The jury did not find by clear and convincing evidence that the harm to the Nesters resulted from gross negligence attributable to Textron.

The case is No. 1:13-CV-00920-RP.

Attorneys: Craig Andrew Nevelow (Wright & Greenhill, PC) and James Hatchitt (Howry, Breen & Herman LLP) for Virginia Nester and Robert Scott Nester. Brittan L. Buchanan (Buchanan Dimasi Dancy & Grabouski LLP) and Dale Gene Markland (Markland Hanley, LLP) for Textron, Inc. d/b/a E-Z-Go.

Companies: Textron, Inc. d/b/a E-Z-Go

MainStory: TopStory JuryVerdictsNewsStory DesignManufacturingNews WarningsNews MotorVehiclesNews DamagesNews TexasNews

Back to Top

Products Liability Law Daily

Introducing Wolters Kluwer Products Liability Law Daily — a daily reporting service created by attorneys, for attorneys — providing same-day coverage of breaking news, court decisions, legislation, and regulatory activity.

A complete daily report of the news that affects your world

  • View full summaries of federal and state court decisions.
  • Access full text of legislative and regulatory developments.
  • Customize your daily email by topic and/or jurisdiction.
  • Search archives for stories of interest.

Not just news — the right news

  • Get expert analysis written by subject matter specialists—created by attorneys for attorneys.
  • Track law firms and organizations in the headlines with our new “Who’s in the News” feature.
  • Promote your firm with our new reprint policy.

24/7 access for a 24/7 world

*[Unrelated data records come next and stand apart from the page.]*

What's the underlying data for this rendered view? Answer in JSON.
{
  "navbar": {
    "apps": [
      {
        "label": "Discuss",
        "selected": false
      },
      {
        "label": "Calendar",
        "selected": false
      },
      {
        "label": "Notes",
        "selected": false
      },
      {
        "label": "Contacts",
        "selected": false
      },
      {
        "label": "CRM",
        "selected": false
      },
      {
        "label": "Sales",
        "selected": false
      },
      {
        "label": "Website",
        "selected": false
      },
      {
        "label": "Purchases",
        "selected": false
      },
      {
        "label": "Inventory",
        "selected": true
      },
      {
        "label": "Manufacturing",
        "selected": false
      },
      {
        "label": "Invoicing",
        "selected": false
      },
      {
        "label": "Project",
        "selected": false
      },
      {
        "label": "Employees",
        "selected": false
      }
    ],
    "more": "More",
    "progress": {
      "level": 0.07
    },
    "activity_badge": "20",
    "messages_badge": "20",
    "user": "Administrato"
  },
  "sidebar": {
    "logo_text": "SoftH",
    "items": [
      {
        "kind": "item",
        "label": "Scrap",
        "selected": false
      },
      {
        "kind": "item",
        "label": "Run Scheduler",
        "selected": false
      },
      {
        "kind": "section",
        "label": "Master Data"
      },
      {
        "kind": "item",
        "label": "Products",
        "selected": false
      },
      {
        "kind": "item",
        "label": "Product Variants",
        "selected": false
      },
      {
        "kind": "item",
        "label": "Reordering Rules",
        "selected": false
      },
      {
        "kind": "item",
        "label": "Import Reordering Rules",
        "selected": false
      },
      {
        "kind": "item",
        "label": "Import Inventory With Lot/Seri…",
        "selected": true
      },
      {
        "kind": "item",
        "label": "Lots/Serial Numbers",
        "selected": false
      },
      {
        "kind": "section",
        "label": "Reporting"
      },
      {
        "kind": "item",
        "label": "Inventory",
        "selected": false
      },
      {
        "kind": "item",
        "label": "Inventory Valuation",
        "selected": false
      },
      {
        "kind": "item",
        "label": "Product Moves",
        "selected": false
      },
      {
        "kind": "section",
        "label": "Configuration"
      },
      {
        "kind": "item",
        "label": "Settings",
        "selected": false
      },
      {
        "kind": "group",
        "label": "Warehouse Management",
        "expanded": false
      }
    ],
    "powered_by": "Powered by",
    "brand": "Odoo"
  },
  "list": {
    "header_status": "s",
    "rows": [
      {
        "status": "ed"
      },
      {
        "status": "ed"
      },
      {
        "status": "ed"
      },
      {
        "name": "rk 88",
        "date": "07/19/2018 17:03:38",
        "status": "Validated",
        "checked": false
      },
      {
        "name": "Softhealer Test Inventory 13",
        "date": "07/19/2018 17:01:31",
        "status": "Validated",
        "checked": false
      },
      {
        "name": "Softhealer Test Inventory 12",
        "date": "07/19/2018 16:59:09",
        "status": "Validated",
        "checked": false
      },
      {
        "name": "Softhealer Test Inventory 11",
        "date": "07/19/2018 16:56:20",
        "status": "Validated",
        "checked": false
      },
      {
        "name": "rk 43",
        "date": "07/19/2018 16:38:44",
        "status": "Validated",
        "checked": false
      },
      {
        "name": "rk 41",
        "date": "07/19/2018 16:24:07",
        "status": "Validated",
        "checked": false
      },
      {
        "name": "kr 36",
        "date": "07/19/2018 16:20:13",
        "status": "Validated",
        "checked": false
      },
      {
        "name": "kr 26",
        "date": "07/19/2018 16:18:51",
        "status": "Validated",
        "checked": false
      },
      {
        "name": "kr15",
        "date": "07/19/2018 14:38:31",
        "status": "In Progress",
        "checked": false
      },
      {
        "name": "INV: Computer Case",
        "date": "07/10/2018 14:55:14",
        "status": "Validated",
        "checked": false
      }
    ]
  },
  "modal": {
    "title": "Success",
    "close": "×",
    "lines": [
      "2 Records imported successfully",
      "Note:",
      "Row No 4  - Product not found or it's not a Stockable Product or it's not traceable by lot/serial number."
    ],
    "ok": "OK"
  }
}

  • Forward information with special copyright permissions, encouraging collaboration between counsel and colleagues.
  • Save time with mobile apps for your BlackBerry, iPhone, iPad, Android, or Kindle.
  • Access all links from any mobile device without being prompted for user name and password.